» **Information shown**:
* * * * *

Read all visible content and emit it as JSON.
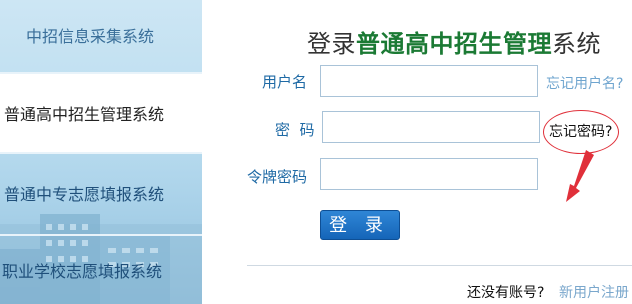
{
  "sidebar": {
    "items": [
      {
        "label": "中招信息采集系统"
      },
      {
        "label": "普通高中招生管理系统"
      },
      {
        "label": "普通中专志愿填报系统"
      },
      {
        "label": "职业学校志愿填报系统"
      }
    ],
    "active_index": 1
  },
  "header": {
    "title_prefix": "登录",
    "title_highlight": "普通高中招生管理",
    "title_suffix": "系统"
  },
  "form": {
    "username_label": "用户名",
    "username_value": "",
    "password_label": "密  码",
    "password_value": "",
    "token_label": "令牌密码",
    "token_value": "",
    "forgot_username": "忘记用户名?",
    "forgot_password": "忘记密码?",
    "login_button": "登 录"
  },
  "footer": {
    "no_account": "还没有账号?",
    "register": "新用户注册"
  },
  "colors": {
    "title_highlight": "#1b7a34",
    "button": "#1b6fc4",
    "annotation": "#e0303a",
    "label": "#1f6aa5"
  }
}
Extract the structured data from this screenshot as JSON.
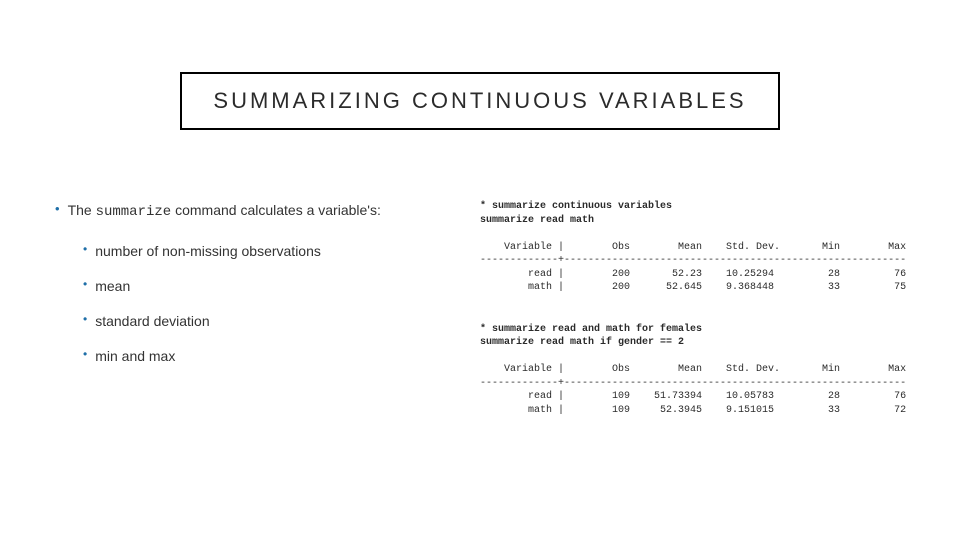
{
  "title": "SUMMARIZING CONTINUOUS VARIABLES",
  "left": {
    "intro_pre": "The ",
    "intro_cmd": "summarize",
    "intro_post": " command calculates a variable's:",
    "sub1": "number of non-missing observations",
    "sub2": "mean",
    "sub3": "standard deviation",
    "sub4": "min and max"
  },
  "code1": {
    "comment": "* summarize continuous variables",
    "cmd": "summarize read math",
    "table": "    Variable |        Obs        Mean    Std. Dev.       Min        Max\n-------------+---------------------------------------------------------\n        read |        200       52.23    10.25294         28         76\n        math |        200      52.645    9.368448         33         75"
  },
  "code2": {
    "comment": "* summarize read and math for females",
    "cmd": "summarize read math if gender == 2",
    "table": "    Variable |        Obs        Mean    Std. Dev.       Min        Max\n-------------+---------------------------------------------------------\n        read |        109    51.73394    10.05783         28         76\n        math |        109     52.3945    9.151015         33         72"
  },
  "chart_data": [
    {
      "type": "table",
      "title": "summarize read math",
      "columns": [
        "Variable",
        "Obs",
        "Mean",
        "Std. Dev.",
        "Min",
        "Max"
      ],
      "rows": [
        {
          "Variable": "read",
          "Obs": 200,
          "Mean": 52.23,
          "Std. Dev.": 10.25294,
          "Min": 28,
          "Max": 76
        },
        {
          "Variable": "math",
          "Obs": 200,
          "Mean": 52.645,
          "Std. Dev.": 9.368448,
          "Min": 33,
          "Max": 75
        }
      ]
    },
    {
      "type": "table",
      "title": "summarize read math if gender == 2",
      "columns": [
        "Variable",
        "Obs",
        "Mean",
        "Std. Dev.",
        "Min",
        "Max"
      ],
      "rows": [
        {
          "Variable": "read",
          "Obs": 109,
          "Mean": 51.73394,
          "Std. Dev.": 10.05783,
          "Min": 28,
          "Max": 76
        },
        {
          "Variable": "math",
          "Obs": 109,
          "Mean": 52.3945,
          "Std. Dev.": 9.151015,
          "Min": 33,
          "Max": 72
        }
      ]
    }
  ]
}
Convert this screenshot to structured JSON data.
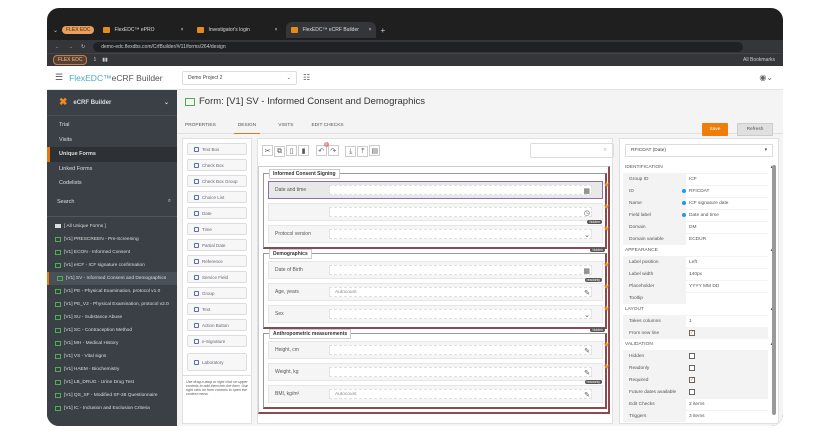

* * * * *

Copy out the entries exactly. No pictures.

» **Written answer**:
Read all visible content and emit it as JSON.
{
  "sidebar": {
    "items": [
      {
        "label": "中招信息采集系统"
      },
      {
        "label": "普通高中招生管理系统"
      },
      {
        "label": "普通中专志愿填报系统"
      },
      {
        "label": "职业学校志愿填报系统"
      }
    ],
    "active_index": 1
  },
  "header": {
    "title_prefix": "登录",
    "title_highlight": "普通高中招生管理",
    "title_suffix": "系统"
  },
  "form": {
    "username_label": "用户名",
    "username_value": "",
    "password_label": "密  码",
    "password_value": "",
    "token_label": "令牌密码",
    "token_value": "",
    "forgot_username": "忘记用户名?",
    "forgot_password": "忘记密码?",
    "login_button": "登 录"
  },
  "footer": {
    "no_account": "还没有账号?",
    "register": "新用户注册"
  },
  "colors": {
    "title_highlight": "#1b7a34",
    "button": "#1b6fc4",
    "annotation": "#e0303a",
    "label": "#1f6aa5"
  }
}
Extract the structured data from this screenshot as JSON.
{
  "title": "SUMMARIZING CONTINUOUS VARIABLES",
  "left": {
    "intro_pre": "The ",
    "intro_cmd": "summarize",
    "intro_post": " command calculates a variable's:",
    "sub1": "number of non-missing observations",
    "sub2": "mean",
    "sub3": "standard deviation",
    "sub4": "min and max"
  },
  "code1": {
    "comment": "* summarize continuous variables",
    "cmd": "summarize read math",
    "table": "    Variable |        Obs        Mean    Std. Dev.       Min        Max\n-------------+---------------------------------------------------------\n        read |        200       52.23    10.25294         28         76\n        math |        200      52.645    9.368448         33         75"
  },
  "code2": {
    "comment": "* summarize read and math for females",
    "cmd": "summarize read math if gender == 2",
    "table": "    Variable |        Obs        Mean    Std. Dev.       Min        Max\n-------------+---------------------------------------------------------\n        read |        109    51.73394    10.05783         28         76\n        math |        109     52.3945    9.151015         33         72"
  },
  "chart_data": [
    {
      "type": "table",
      "title": "summarize read math",
      "columns": [
        "Variable",
        "Obs",
        "Mean",
        "Std. Dev.",
        "Min",
        "Max"
      ],
      "rows": [
        {
          "Variable": "read",
          "Obs": 200,
          "Mean": 52.23,
          "Std. Dev.": 10.25294,
          "Min": 28,
          "Max": 76
        },
        {
          "Variable": "math",
          "Obs": 200,
          "Mean": 52.645,
          "Std. Dev.": 9.368448,
          "Min": 33,
          "Max": 75
        }
      ]
    },
    {
      "type": "table",
      "title": "summarize read math if gender == 2",
      "columns": [
        "Variable",
        "Obs",
        "Mean",
        "Std. Dev.",
        "Min",
        "Max"
      ],
      "rows": [
        {
          "Variable": "read",
          "Obs": 109,
          "Mean": 51.73394,
          "Std. Dev.": 10.05783,
          "Min": 28,
          "Max": 76
        },
        {
          "Variable": "math",
          "Obs": 109,
          "Mean": 52.3945,
          "Std. Dev.": 9.151015,
          "Min": 33,
          "Max": 72
        }
      ]
    }
  ]
}
Convert this screenshot to structured JSON data.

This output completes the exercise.